But the move was heralded by Sen. Amy KlobucharAmy Jean KlobucharHillicon Valley: Trump escalates feud with intel critics | Tesla shares fall after troubling Musk interview | House panel considers subpoena for Twitter's Jack Dorsey | Why Turkish citizens are breaking their iPhones The Hill's Morning Report — GOP seeks to hold Trump’s gains in Midwest states Tina Smith defeats former Bush ethics lawyer in Minnesota Dem primary MORE (D-Minn.), and Senate Majority Leader Mitch McConnellAddison (Mitch) Mitchell McConnellTrump stays out of Arizona's ugly and costly GOP fight Sen. Warner to introduce amendment limiting Trump’s ability to revoke security clearances The Hill's 12:30 Report MORE (R-Ky.) and Senate Rules Committee Chairman Roy BluntRoy Dean BluntGOP senator pushes back on Trump’s attacks on Maxine Waters’s intelligence Pair of DC fundraisers aims to boost McCaskill challenger Kansas City mayoral candidate: Trump is trying to define patriotism MORE (R-Mo.) did not stand in the way of the resolution. 

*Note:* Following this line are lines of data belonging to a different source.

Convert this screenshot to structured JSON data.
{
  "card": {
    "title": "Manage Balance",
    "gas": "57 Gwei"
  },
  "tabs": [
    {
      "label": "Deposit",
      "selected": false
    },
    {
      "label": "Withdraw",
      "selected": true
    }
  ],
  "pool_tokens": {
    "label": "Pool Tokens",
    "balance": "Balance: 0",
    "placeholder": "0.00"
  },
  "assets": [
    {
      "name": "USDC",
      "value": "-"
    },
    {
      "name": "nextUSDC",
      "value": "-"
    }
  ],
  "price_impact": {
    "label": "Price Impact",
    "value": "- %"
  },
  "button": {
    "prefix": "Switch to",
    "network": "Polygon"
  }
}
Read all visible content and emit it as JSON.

"We are proud to have Senator Tammy Duckworth — working mom to a newborn — among our ranks and I’m glad the Rules Committee was able to swiftly make this historic rule change for her and future senators," Klobuchar said in a statement.

The new mother herself praised the Senate for "leading by example" to create a kid-friendly workplace for working moms.

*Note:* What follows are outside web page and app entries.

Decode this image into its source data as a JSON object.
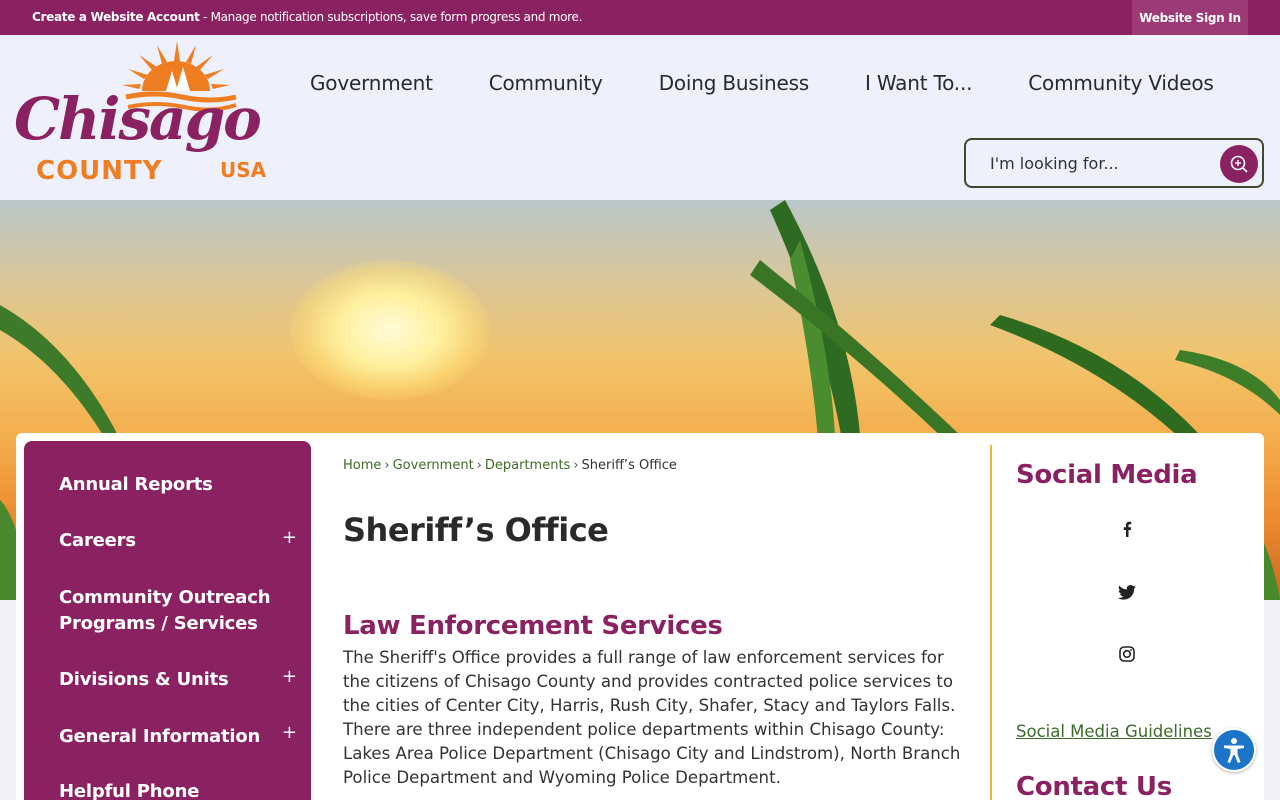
{
  "topbar": {
    "account_bold": "Create a Website Account",
    "account_text": " - Manage notification subscriptions, save form progress and more.",
    "signin": "Website Sign In"
  },
  "logo": {
    "line1": "Chisago",
    "line2": "COUNTY",
    "line3": "USA"
  },
  "nav": {
    "items": [
      "Government",
      "Community",
      "Doing Business",
      "I Want To...",
      "Community Videos"
    ]
  },
  "search": {
    "placeholder": "I'm looking for..."
  },
  "sidebar": {
    "items": [
      {
        "label": "Annual Reports",
        "expandable": false
      },
      {
        "label": "Careers",
        "expandable": true
      },
      {
        "label": "Community Outreach Programs / Services",
        "expandable": false
      },
      {
        "label": "Divisions & Units",
        "expandable": true
      },
      {
        "label": "General Information",
        "expandable": true
      },
      {
        "label": "Helpful Phone",
        "expandable": false
      }
    ],
    "expand_symbol": "+"
  },
  "breadcrumb": {
    "items": [
      "Home",
      "Government",
      "Departments",
      "Sheriff’s Office"
    ],
    "separator": "›"
  },
  "main": {
    "title": "Sheriff’s Office",
    "section_title": "Law Enforcement Services",
    "paragraph": "The Sheriff's Office provides a full range of law enforcement services for the citizens of Chisago County and provides contracted police services to the cities of Center City, Harris, Rush City, Shafer, Stacy and Taylors Falls. There are three independent police departments within Chisago County: Lakes Area Police Department (Chisago City and Lindstrom), North Branch Police Department and Wyoming Police Department."
  },
  "right": {
    "social_title": "Social Media",
    "social_icons": [
      "facebook-icon",
      "twitter-icon",
      "instagram-icon"
    ],
    "guidelines": "Social Media Guidelines",
    "contact_title": "Contact Us"
  },
  "colors": {
    "brand": "#8a2160",
    "accent_orange": "#ef7d22",
    "link_green": "#3d6b2a",
    "divider_gold": "#e6b93c"
  }
}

Sen. Tom CottonThomas (Tom) Bryant CottonSentencing reform deal heats up, pitting Trump against reliable allies The Hill's Morning Report: Dems have a majority in the Senate (this week) Cotton: Reducing mandatory minimum sentencing isn’t reform, it’s jailbreak MORE (R-Ark.), a 40-year-old father of two, also said he had no issues with the rules change, but hedged his support for a suggestion by Roberts for the infants to only be allowed in the Senate's cloakroom as "a good compromise."

Duckworth, who uses a wheelchair after losing both of her legs during her military tour in Iraq, said that the room was not wheelchair accessible. Some senators initially proposed an exception for her case. 

While senators of both parties have reportedly expressed concerns in private, Klobuchar said that reassurances by Republicans and Democrats have “been going on for weeks.”

For Sen. Marco RubioMarco Antonio RubioGOP looks to injure Nelson over Russia comments Rubio’s pro-family, conservative family leave policy promotes stability Dems make history in Tuesday's primaries MORE (R-Fla.) joked that the new rule won't be a huge change for the overwhelmingly elderly group of senators.

"Why would I object to it? We have plenty of babies on the floor,” the 46-year-old joked.